- ASSIGNMENT
Give the records again exactly as written. Leave out the pictures.
START RECORDED INFORMATION
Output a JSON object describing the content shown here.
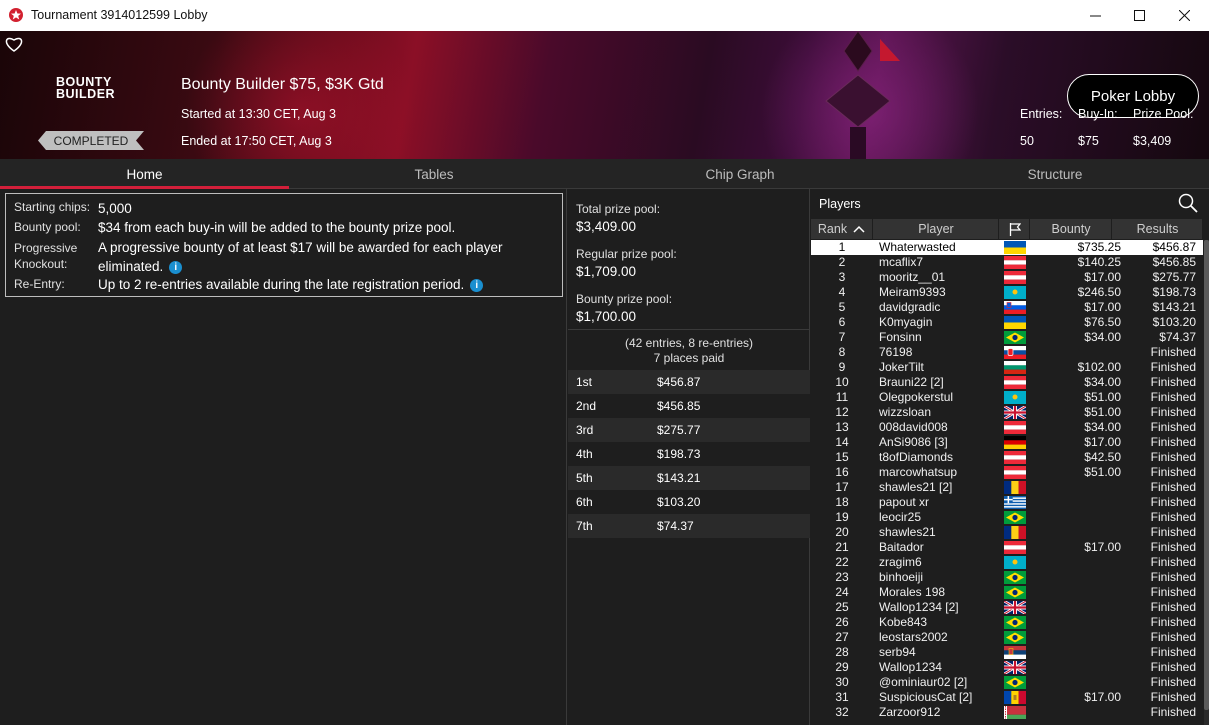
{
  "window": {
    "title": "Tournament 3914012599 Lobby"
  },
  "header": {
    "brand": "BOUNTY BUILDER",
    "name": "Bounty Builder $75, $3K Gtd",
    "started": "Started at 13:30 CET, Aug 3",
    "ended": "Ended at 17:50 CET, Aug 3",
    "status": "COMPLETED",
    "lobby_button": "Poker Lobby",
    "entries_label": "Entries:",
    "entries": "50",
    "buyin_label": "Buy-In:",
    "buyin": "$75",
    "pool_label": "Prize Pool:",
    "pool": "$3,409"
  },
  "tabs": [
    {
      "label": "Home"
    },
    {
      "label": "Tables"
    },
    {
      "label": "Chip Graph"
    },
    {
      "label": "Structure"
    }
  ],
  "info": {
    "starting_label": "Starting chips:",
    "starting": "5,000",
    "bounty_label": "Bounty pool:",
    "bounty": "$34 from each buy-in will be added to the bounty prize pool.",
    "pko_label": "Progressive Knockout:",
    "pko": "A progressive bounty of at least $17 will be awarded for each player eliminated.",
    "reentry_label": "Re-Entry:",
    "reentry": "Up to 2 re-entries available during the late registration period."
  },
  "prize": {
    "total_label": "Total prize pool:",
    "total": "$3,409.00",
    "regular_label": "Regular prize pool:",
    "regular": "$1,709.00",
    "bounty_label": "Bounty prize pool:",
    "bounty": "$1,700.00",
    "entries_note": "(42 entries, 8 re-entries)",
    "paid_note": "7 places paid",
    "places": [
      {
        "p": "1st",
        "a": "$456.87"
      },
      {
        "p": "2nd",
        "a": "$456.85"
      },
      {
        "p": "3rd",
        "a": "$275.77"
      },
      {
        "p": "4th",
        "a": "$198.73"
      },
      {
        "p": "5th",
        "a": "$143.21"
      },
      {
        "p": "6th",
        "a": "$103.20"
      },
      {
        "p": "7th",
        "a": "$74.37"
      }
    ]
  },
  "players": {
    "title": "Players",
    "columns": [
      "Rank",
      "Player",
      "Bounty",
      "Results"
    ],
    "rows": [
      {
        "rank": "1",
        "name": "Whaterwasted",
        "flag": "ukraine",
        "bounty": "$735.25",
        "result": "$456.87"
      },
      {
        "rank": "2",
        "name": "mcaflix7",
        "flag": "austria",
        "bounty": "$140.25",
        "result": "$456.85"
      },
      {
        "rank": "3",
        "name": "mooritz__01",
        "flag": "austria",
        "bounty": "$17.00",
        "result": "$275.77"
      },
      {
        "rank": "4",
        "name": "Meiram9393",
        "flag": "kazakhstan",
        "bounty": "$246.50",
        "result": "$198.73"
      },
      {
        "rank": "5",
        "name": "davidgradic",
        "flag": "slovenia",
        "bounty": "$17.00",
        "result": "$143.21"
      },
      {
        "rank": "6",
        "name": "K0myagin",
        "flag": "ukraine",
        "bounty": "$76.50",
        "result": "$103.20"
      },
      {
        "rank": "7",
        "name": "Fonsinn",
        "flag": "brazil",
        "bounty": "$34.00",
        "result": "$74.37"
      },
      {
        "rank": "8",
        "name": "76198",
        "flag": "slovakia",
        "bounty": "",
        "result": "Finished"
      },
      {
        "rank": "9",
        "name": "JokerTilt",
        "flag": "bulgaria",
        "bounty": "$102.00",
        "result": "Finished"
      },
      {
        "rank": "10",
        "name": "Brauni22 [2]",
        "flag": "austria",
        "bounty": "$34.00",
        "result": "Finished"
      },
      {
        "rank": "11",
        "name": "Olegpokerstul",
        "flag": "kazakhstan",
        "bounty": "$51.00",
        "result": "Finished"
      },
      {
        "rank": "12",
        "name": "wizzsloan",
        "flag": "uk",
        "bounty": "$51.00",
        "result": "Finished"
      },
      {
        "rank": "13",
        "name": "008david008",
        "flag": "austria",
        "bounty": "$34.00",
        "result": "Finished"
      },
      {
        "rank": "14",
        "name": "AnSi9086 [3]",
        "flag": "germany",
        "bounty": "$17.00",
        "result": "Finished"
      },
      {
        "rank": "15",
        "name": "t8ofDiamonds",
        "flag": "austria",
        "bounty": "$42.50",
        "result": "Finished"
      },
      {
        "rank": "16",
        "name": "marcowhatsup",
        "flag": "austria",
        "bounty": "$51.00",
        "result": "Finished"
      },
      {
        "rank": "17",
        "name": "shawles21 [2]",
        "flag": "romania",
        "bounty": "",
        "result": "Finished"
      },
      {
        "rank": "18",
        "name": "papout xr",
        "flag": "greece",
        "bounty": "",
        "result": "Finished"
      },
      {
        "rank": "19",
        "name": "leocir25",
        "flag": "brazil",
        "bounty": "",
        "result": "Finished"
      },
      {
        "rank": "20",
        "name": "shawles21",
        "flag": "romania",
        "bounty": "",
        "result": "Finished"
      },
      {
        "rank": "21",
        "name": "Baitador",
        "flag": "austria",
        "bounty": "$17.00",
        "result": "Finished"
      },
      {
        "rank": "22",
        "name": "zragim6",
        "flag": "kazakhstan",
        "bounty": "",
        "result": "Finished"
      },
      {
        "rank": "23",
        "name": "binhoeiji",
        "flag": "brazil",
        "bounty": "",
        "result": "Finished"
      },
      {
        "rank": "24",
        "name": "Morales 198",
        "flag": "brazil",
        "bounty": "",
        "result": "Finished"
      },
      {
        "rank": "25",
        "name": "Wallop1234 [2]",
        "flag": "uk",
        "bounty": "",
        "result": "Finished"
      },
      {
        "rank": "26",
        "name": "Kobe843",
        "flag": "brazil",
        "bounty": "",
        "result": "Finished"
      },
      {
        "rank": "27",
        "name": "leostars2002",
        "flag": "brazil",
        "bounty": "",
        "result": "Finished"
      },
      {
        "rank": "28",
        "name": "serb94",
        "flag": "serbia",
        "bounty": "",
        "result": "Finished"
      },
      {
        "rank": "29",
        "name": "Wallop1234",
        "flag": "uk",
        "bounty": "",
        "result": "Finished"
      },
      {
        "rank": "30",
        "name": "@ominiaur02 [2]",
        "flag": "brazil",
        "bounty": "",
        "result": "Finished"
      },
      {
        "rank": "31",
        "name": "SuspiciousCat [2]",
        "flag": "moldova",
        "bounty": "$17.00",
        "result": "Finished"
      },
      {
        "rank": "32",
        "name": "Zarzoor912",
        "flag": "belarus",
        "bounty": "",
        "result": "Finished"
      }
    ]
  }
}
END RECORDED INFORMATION
- TASK RESPONSE
Output a JSON object describing the content shown here.
{
  "window": {
    "title": "Tournament 3914012599 Lobby"
  },
  "header": {
    "brand": "BOUNTY BUILDER",
    "name": "Bounty Builder $75, $3K Gtd",
    "started": "Started at 13:30 CET, Aug 3",
    "ended": "Ended at 17:50 CET, Aug 3",
    "status": "COMPLETED",
    "lobby_button": "Poker Lobby",
    "entries_label": "Entries:",
    "entries": "50",
    "buyin_label": "Buy-In:",
    "buyin": "$75",
    "pool_label": "Prize Pool:",
    "pool": "$3,409"
  },
  "tabs": [
    {
      "label": "Home"
    },
    {
      "label": "Tables"
    },
    {
      "label": "Chip Graph"
    },
    {
      "label": "Structure"
    }
  ],
  "info": {
    "starting_label": "Starting chips:",
    "starting": "5,000",
    "bounty_label": "Bounty pool:",
    "bounty": "$34 from each buy-in will be added to the bounty prize pool.",
    "pko_label": "Progressive Knockout:",
    "pko": "A progressive bounty of at least $17 will be awarded for each player eliminated.",
    "reentry_label": "Re-Entry:",
    "reentry": "Up to 2 re-entries available during the late registration period."
  },
  "prize": {
    "total_label": "Total prize pool:",
    "total": "$3,409.00",
    "regular_label": "Regular prize pool:",
    "regular": "$1,709.00",
    "bounty_label": "Bounty prize pool:",
    "bounty": "$1,700.00",
    "entries_note": "(42 entries, 8 re-entries)",
    "paid_note": "7 places paid",
    "places": [
      {
        "p": "1st",
        "a": "$456.87"
      },
      {
        "p": "2nd",
        "a": "$456.85"
      },
      {
        "p": "3rd",
        "a": "$275.77"
      },
      {
        "p": "4th",
        "a": "$198.73"
      },
      {
        "p": "5th",
        "a": "$143.21"
      },
      {
        "p": "6th",
        "a": "$103.20"
      },
      {
        "p": "7th",
        "a": "$74.37"
      }
    ]
  },
  "players": {
    "title": "Players",
    "columns": [
      "Rank",
      "Player",
      "Bounty",
      "Results"
    ],
    "rows": [
      {
        "rank": "1",
        "name": "Whaterwasted",
        "flag": "ukraine",
        "bounty": "$735.25",
        "result": "$456.87"
      },
      {
        "rank": "2",
        "name": "mcaflix7",
        "flag": "austria",
        "bounty": "$140.25",
        "result": "$456.85"
      },
      {
        "rank": "3",
        "name": "mooritz__01",
        "flag": "austria",
        "bounty": "$17.00",
        "result": "$275.77"
      },
      {
        "rank": "4",
        "name": "Meiram9393",
        "flag": "kazakhstan",
        "bounty": "$246.50",
        "result": "$198.73"
      },
      {
        "rank": "5",
        "name": "davidgradic",
        "flag": "slovenia",
        "bounty": "$17.00",
        "result": "$143.21"
      },
      {
        "rank": "6",
        "name": "K0myagin",
        "flag": "ukraine",
        "bounty": "$76.50",
        "result": "$103.20"
      },
      {
        "rank": "7",
        "name": "Fonsinn",
        "flag": "brazil",
        "bounty": "$34.00",
        "result": "$74.37"
      },
      {
        "rank": "8",
        "name": "76198",
        "flag": "slovakia",
        "bounty": "",
        "result": "Finished"
      },
      {
        "rank": "9",
        "name": "JokerTilt",
        "flag": "bulgaria",
        "bounty": "$102.00",
        "result": "Finished"
      },
      {
        "rank": "10",
        "name": "Brauni22 [2]",
        "flag": "austria",
        "bounty": "$34.00",
        "result": "Finished"
      },
      {
        "rank": "11",
        "name": "Olegpokerstul",
        "flag": "kazakhstan",
        "bounty": "$51.00",
        "result": "Finished"
      },
      {
        "rank": "12",
        "name": "wizzsloan",
        "flag": "uk",
        "bounty": "$51.00",
        "result": "Finished"
      },
      {
        "rank": "13",
        "name": "008david008",
        "flag": "austria",
        "bounty": "$34.00",
        "result": "Finished"
      },
      {
        "rank": "14",
        "name": "AnSi9086 [3]",
        "flag": "germany",
        "bounty": "$17.00",
        "result": "Finished"
      },
      {
        "rank": "15",
        "name": "t8ofDiamonds",
        "flag": "austria",
        "bounty": "$42.50",
        "result": "Finished"
      },
      {
        "rank": "16",
        "name": "marcowhatsup",
        "flag": "austria",
        "bounty": "$51.00",
        "result": "Finished"
      },
      {
        "rank": "17",
        "name": "shawles21 [2]",
        "flag": "romania",
        "bounty": "",
        "result": "Finished"
      },
      {
        "rank": "18",
        "name": "papout xr",
        "flag": "greece",
        "bounty": "",
        "result": "Finished"
      },
      {
        "rank": "19",
        "name": "leocir25",
        "flag": "brazil",
        "bounty": "",
        "result": "Finished"
      },
      {
        "rank": "20",
        "name": "shawles21",
        "flag": "romania",
        "bounty": "",
        "result": "Finished"
      },
      {
        "rank": "21",
        "name": "Baitador",
        "flag": "austria",
        "bounty": "$17.00",
        "result": "Finished"
      },
      {
        "rank": "22",
        "name": "zragim6",
        "flag": "kazakhstan",
        "bounty": "",
        "result": "Finished"
      },
      {
        "rank": "23",
        "name": "binhoeiji",
        "flag": "brazil",
        "bounty": "",
        "result": "Finished"
      },
      {
        "rank": "24",
        "name": "Morales 198",
        "flag": "brazil",
        "bounty": "",
        "result": "Finished"
      },
      {
        "rank": "25",
        "name": "Wallop1234 [2]",
        "flag": "uk",
        "bounty": "",
        "result": "Finished"
      },
      {
        "rank": "26",
        "name": "Kobe843",
        "flag": "brazil",
        "bounty": "",
        "result": "Finished"
      },
      {
        "rank": "27",
        "name": "leostars2002",
        "flag": "brazil",
        "bounty": "",
        "result": "Finished"
      },
      {
        "rank": "28",
        "name": "serb94",
        "flag": "serbia",
        "bounty": "",
        "result": "Finished"
      },
      {
        "rank": "29",
        "name": "Wallop1234",
        "flag": "uk",
        "bounty": "",
        "result": "Finished"
      },
      {
        "rank": "30",
        "name": "@ominiaur02 [2]",
        "flag": "brazil",
        "bounty": "",
        "result": "Finished"
      },
      {
        "rank": "31",
        "name": "SuspiciousCat [2]",
        "flag": "moldova",
        "bounty": "$17.00",
        "result": "Finished"
      },
      {
        "rank": "32",
        "name": "Zarzoor912",
        "flag": "belarus",
        "bounty": "",
        "result": "Finished"
      }
    ]
  }
}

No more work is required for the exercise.